Background: Normalization is critical for accurate gene expression analysis. A significant challenge in the quantitation of gene expression from biofluids samples is the inability to quantify RNA concentration prior to analysis, underscoring the need for robust normalization tools for this sample type. In this investigation, we evaluated various methods of normalization to determine the optimal approach for quantifying microRNA (miRNA) expression from biofluids and tissue samples when using the TaqMan Megaplex high-throughput RT-qPCR platform with low RNA inputs. Findings. We compared seven normalization methods in the analysis of variation of miRNA expression from biofluid and tissue samples. We developed a novel variant of the common mean-centering normalization strategy, herein referred to as mean-centering restricted (MCR) normalization, which is adapted to the TaqMan Megaplex RT-qPCR platform, but is likely applicable to other high-throughput RT-qPCR-based platforms. Our results indicate that MCR normalization performs comparable to or better than both standard mean-centering and other normalization methods. We also propose an extension of this method to be used when migrating biomarker signatures from Megaplex to singleplex RT-qPCR platforms, based on the identification of a small number of normalizer miRNAs that closely track the mean of expressed miRNAs. Conclusions: We developed the MCR method for normalizing miRNA expression from biofluids samples when using the TaqMan Megaplex RT-qPCR platform. Our results suggest that normalization based on the mean of all fully observed (fully detected) miRNAs minimizes technical variance in normalized expression values, and that a small number of normalizer miRNAs can be selected when migrating from Megaplex to singleplex assays. In our study, we find that normalization methods that focus on a restricted set of miRNAs tend to perform better than methods that focus on all miRNAs, including those with non-determined (missing) values. This methodology will likely be most relevant for studies in which a significant number of miRNAs are not detected. © 2011 Wylie et al; licensee BioMed Central Ltd.
Sah S.,Asuragen, Inc. |
Chen L.,Asuragen, Inc. |
Houghton J.,Asuragen, Inc. |
Kemppainen J.,Asuragen, Inc. |
And 3 more authors.
Genome Medicine | Year: 2013

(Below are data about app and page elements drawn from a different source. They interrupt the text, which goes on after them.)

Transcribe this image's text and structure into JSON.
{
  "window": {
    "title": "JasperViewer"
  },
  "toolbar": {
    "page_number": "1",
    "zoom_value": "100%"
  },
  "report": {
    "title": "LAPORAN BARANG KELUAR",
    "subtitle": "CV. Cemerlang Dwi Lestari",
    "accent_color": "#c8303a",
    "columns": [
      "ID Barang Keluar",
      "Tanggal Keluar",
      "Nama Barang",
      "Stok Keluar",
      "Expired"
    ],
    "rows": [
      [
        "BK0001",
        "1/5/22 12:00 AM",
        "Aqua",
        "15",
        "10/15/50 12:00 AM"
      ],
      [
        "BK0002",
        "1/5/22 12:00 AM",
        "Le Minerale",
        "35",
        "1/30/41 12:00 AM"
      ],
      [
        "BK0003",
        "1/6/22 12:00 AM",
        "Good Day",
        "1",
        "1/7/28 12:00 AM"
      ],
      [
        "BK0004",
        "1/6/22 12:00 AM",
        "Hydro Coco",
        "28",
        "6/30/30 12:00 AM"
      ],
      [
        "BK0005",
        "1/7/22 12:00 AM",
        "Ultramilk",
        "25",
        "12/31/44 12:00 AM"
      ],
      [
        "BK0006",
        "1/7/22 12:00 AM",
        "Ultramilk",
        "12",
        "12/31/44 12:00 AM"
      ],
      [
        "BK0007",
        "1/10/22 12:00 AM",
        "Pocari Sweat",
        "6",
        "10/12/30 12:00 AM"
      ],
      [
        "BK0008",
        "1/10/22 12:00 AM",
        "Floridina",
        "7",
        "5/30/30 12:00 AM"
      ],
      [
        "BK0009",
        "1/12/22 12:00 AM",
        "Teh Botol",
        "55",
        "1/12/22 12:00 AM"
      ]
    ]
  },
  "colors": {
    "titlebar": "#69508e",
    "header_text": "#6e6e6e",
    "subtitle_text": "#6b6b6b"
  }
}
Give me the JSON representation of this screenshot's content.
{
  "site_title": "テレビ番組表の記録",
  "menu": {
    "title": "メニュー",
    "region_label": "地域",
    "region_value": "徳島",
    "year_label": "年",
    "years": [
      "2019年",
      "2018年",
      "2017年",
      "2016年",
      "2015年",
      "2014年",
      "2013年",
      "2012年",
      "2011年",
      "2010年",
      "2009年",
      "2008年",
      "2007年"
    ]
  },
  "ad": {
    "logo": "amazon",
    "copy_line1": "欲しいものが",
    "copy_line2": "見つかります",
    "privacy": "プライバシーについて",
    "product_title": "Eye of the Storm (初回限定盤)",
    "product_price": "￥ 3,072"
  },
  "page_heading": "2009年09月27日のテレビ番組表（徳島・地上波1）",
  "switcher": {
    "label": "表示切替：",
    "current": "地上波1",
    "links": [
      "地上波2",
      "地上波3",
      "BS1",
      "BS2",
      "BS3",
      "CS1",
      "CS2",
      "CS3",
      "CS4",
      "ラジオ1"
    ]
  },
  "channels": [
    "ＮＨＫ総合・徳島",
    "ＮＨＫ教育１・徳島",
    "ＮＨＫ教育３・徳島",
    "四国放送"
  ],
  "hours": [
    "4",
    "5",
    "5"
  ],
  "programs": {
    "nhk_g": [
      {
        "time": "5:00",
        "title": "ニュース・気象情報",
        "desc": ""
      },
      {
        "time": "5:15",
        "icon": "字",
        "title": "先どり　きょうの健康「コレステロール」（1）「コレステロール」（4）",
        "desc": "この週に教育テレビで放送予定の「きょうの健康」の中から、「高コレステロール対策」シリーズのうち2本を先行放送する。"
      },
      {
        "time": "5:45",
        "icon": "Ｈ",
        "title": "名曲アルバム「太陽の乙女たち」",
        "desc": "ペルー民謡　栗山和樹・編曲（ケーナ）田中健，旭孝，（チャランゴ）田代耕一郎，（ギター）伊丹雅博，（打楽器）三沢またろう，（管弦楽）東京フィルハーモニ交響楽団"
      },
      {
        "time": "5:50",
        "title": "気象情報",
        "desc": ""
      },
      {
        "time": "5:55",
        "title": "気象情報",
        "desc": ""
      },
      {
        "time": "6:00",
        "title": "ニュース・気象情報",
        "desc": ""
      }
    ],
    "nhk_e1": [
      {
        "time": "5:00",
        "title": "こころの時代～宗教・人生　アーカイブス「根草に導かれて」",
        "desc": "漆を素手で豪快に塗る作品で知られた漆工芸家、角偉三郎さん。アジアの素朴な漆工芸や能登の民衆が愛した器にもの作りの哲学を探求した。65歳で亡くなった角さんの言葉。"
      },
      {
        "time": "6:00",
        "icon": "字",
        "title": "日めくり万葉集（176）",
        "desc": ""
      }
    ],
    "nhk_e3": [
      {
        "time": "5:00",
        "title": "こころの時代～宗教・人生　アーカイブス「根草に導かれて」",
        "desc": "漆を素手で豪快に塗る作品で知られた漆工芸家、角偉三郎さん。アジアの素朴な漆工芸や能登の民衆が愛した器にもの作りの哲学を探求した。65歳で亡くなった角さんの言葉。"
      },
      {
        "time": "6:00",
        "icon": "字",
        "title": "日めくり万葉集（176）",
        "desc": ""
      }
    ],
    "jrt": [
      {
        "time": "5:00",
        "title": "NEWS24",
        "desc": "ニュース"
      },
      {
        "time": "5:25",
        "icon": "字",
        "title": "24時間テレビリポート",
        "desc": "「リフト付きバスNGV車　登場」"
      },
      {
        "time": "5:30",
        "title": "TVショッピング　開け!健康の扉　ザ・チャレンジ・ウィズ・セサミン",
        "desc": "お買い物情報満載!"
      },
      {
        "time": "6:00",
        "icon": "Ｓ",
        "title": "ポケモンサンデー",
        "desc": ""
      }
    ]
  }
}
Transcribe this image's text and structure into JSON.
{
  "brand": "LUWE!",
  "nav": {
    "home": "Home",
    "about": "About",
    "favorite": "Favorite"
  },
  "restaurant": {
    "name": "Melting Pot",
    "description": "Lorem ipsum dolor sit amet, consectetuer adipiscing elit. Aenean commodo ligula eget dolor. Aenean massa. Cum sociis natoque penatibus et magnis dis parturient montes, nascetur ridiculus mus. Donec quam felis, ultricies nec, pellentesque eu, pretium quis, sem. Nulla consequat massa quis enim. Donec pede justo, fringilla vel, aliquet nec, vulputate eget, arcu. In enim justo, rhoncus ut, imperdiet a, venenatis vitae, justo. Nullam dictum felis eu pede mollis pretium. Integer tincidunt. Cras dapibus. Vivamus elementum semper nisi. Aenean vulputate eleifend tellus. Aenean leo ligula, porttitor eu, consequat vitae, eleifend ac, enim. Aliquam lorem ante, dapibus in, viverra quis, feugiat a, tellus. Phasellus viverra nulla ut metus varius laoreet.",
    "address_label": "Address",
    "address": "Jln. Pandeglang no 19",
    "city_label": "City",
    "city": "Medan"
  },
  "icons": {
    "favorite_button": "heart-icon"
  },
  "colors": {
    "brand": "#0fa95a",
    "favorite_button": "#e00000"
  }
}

The formalin-fixed, paraffin-embedded (FFPE) biopsy is a challenging sample for molecular assays such as targeted next-generation sequencing (NGS). We compared three methods for FFPE DNA quantification, including a novel PCR assay ('QFI-PCR') that measures the absolute copy number of amplifiable DNA, across 165 residual clinical specimens. The results reveal the limitations of commonly used approaches, and demonstrate the value of an integrated workflow using QFI-PCR to improve the accuracy of NGS mutation detection and guide changes in input that can rescue low quality FFPE DNA. These findings address a growing need for improved quality measures in NGS-based patient testing. © 2013 Sah et al.; licensee BioMed Central Ltd.